  • Inpatient Rehabilitation – Inpatient facilities are often the safest and most effective way to overcome drug addiction. During the process of detoxifying and getting off the drugs, withdrawal symptoms can present potentially deadly side effects. Trained medical personnel will be there to oversee this process in an inpatient facility. Some of these facilities also have sleep centers to get to the bottom of underlying sleep disorders which further aids in recovery.

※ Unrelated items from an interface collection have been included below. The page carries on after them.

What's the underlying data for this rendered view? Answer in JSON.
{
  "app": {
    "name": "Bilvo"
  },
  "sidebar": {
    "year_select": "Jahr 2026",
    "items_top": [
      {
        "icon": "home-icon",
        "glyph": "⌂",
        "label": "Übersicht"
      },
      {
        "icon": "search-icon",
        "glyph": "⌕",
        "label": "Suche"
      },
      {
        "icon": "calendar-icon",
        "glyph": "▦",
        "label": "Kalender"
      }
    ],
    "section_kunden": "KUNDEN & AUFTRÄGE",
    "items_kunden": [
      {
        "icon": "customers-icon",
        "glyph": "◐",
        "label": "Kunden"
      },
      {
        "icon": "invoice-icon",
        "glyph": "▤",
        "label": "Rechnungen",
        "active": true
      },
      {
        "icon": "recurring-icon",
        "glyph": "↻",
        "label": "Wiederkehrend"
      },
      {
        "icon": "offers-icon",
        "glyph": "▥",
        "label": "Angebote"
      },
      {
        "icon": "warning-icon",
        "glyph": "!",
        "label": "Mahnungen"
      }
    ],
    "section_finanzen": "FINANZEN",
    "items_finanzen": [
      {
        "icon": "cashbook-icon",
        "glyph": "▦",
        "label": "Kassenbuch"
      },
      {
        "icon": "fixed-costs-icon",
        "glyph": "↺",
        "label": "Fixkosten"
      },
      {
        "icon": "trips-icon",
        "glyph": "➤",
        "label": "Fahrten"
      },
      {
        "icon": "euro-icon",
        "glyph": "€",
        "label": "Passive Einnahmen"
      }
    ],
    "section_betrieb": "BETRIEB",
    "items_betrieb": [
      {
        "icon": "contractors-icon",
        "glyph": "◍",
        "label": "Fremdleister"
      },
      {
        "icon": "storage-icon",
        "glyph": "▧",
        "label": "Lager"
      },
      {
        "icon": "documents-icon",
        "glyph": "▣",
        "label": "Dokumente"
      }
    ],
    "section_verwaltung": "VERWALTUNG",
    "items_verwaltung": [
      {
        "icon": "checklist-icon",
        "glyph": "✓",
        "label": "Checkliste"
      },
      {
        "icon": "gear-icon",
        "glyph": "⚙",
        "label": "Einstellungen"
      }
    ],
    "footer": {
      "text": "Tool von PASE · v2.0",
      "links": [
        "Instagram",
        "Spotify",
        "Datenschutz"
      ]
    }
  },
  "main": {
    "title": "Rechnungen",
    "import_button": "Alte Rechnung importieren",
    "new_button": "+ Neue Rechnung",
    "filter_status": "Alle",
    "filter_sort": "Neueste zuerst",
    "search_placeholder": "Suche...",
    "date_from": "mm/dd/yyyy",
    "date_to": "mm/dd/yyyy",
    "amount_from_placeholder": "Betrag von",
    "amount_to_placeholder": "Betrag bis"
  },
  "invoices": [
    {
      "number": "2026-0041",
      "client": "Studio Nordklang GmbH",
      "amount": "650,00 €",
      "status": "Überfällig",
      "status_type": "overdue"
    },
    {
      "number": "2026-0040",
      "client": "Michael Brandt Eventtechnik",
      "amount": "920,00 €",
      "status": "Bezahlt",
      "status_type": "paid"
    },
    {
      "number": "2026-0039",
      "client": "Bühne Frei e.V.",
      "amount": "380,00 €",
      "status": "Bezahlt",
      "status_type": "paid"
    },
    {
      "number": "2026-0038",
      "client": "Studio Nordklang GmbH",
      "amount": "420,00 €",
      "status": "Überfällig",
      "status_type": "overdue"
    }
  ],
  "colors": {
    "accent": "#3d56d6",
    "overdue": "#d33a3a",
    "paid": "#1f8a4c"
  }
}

There are numerous treatment options available for those who have a drug abuse or addiction problem. While there are few facilities for those who are addicted to Lunesta specifically, one can find various centers to seek help for all kinds of drug issues and recovery, as well as get information about the possible alternatives to Lunesta.

Hope Without Commitment

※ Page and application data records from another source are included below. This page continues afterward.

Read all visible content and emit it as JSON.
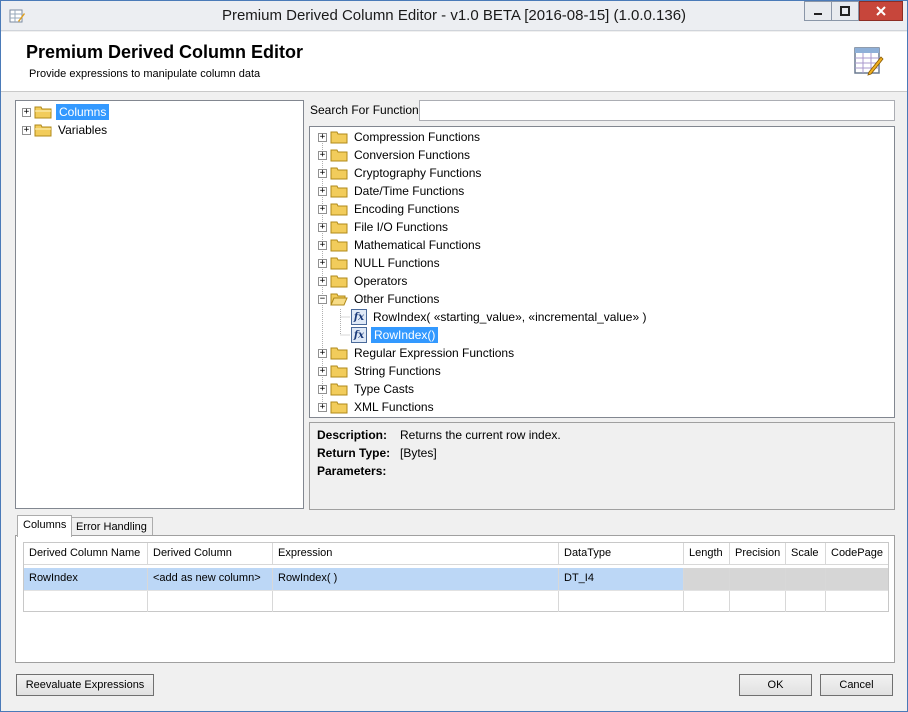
{
  "window": {
    "title": "Premium Derived Column Editor - v1.0 BETA [2016-08-15] (1.0.0.136)"
  },
  "header": {
    "title": "Premium Derived Column Editor",
    "subtitle": "Provide expressions to manipulate column data"
  },
  "left_tree": {
    "items": [
      {
        "label": "Columns",
        "selected": true
      },
      {
        "label": "Variables",
        "selected": false
      }
    ]
  },
  "search": {
    "label": "Search For Function:",
    "value": ""
  },
  "function_tree": {
    "categories": [
      "Compression Functions",
      "Conversion Functions",
      "Cryptography Functions",
      "Date/Time Functions",
      "Encoding Functions",
      "File I/O Functions",
      "Mathematical Functions",
      "NULL Functions",
      "Operators",
      "Other Functions",
      "Regular Expression Functions",
      "String Functions",
      "Type Casts",
      "XML Functions"
    ],
    "expanded_category": "Other Functions",
    "expanded_items": [
      "RowIndex( «starting_value», «incremental_value» )",
      "RowIndex()"
    ],
    "selected_item": "RowIndex()"
  },
  "description": {
    "description_label": "Description:",
    "description_value": "Returns the current row index.",
    "return_type_label": "Return Type:",
    "return_type_value": "[Bytes]",
    "parameters_label": "Parameters:",
    "parameters_value": ""
  },
  "tabs": [
    {
      "label": "Columns",
      "active": true
    },
    {
      "label": "Error Handling",
      "active": false
    }
  ],
  "grid": {
    "columns": [
      "Derived Column Name",
      "Derived Column",
      "Expression",
      "DataType",
      "Length",
      "Precision",
      "Scale",
      "CodePage"
    ],
    "rows": [
      [
        "RowIndex",
        "<add as new column>",
        "RowIndex( )",
        "DT_I4",
        "",
        "",
        "",
        ""
      ]
    ]
  },
  "buttons": {
    "reevaluate": "Reevaluate Expressions",
    "ok": "OK",
    "cancel": "Cancel"
  },
  "colors": {
    "selection": "#3399ff",
    "row_selected": "#bcd7f6",
    "accent_border": "#4a7ab8"
  },
  "icons": {
    "app": "editor-icon",
    "header": "spreadsheet-pencil-icon",
    "folder": "folder-icon",
    "function": "fx-icon"
  }
}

Find the best treatment options. Call our free and confidential helpline

Most private insurances accepted

Marketing fee may apply

Page Sources

  1. Melton, S. T., Wood, J. M., & Kirkwood, C. K. (2005). Eszopiclone for insomnia. The Annals of pharmacotherapy, 39(10), 1659–1666. https://doi.org/10.1345/aph.1G179
  2. Pollack, M. H., Hoge, E. A., Worthington, J. J., Moshier, S. J., Wechsler, R. S., Brandes, M., & Simon, N. M. (2011). Eszopiclone for the treatment of posttraumatic stress disorder and associated insomnia: a randomized, double-blind, placebo-controlled trial. The Journal of clinical psychiatry, 72(7), 892–897. https://doi.org/10.4088/JCP.09m05607gry
  3. Tek, C., Palmese, L. B., Krystal, A. D., Srihari, V. H., DeGeorge, P. C., Reutenauer, E. L., & Guloksuz, S. (2014). The impact of eszopiclone on sleep and cognition in patients with schizophrenia and insomnia: a double-blind, randomized, placebo-controlled trial. Schizophrenia Research, 160(1-3), 180–185. https://doi.org/10.1016/j.schres.2014.10.002
  4. Jaffe, J. H., Bloor, R., Crome, I., Carr, M., Alam, F., Simmons, A., & Meyer, R. E. (2004). A postmarketing study of relative abuse liability of hypnotic sedative drugs. Addiction (Abingdon, England), 99(2), 165–173. https://doi.org/10.1111/j.1360-0443.2003.00631.x
  5. Schifano, F., Chiappini, S., Corkery, J. M., & Guirguis, A. (2019). An Insight into Z-Drug Abuse and Dependence: An Examination of Reports to the European Medicines Agency Database of Suspected Adverse Drug Reactions. The international journal of Neuropsychopharmacology, 22(4), 270–277. https://doi.org/10.1093/ijnp/pyz007
  6. Inoue, Y., Takaesu, Y., & Koebis, M. (2021). Prevalence of and factors associated with acute withdrawal symptoms after 24 weeks of eszopiclone treatment in patients with chronic insomnia: a prospective, interventional study. BMC psychiatry, 21(1), 193. https://doi.org/10.1186/s12888-021-03196-0

Published on: October 2nd, 2015

Updated on: August 17th, 2021

About Author

Olivier George, Ph.D.

Olivier George is a medical writer and head manager of the rehab center in California. He spends a lot of time in collecting and analyzing the traditional approaches for substance abuse treatment and assessing their efficiency.

Medically Reviewed by

Michael Espelin APRN

8 years of nursing experience in wide variety of behavioral and addition settings that include adult inpatient and outpatient mental health services with substance use disorders, and geriatric long-term care and hospice care.  He has a particular interest in psychopharmacology, nutritional psychiatry, and alternative treatment options involving particular vitamins, dietary supplements, and administering auricular acupuncture.